■ **The task**: Give back the listing word for word, from top to bottom.

************

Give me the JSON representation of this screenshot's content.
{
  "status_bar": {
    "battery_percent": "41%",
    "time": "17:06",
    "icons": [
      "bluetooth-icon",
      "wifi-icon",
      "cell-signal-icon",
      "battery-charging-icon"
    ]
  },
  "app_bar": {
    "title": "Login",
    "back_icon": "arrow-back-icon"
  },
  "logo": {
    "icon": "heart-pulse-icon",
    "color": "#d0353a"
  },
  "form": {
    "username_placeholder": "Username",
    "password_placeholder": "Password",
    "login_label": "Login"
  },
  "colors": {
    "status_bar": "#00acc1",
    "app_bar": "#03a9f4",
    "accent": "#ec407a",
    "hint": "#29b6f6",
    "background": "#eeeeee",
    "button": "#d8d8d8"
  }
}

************

■ **Result**:
Give me the JSON representation of this screenshot's content.
{
  "status_bar": {
    "battery_percent": "41%",
    "time": "17:06",
    "icons": [
      "bluetooth-icon",
      "wifi-icon",
      "cell-signal-icon",
      "battery-charging-icon"
    ]
  },
  "app_bar": {
    "title": "Login",
    "back_icon": "arrow-back-icon"
  },
  "logo": {
    "icon": "heart-pulse-icon",
    "color": "#d0353a"
  },
  "form": {
    "username_placeholder": "Username",
    "password_placeholder": "Password",
    "login_label": "Login"
  },
  "colors": {
    "status_bar": "#00acc1",
    "app_bar": "#03a9f4",
    "accent": "#ec407a",
    "hint": "#29b6f6",
    "background": "#eeeeee",
    "button": "#d8d8d8"
  }
}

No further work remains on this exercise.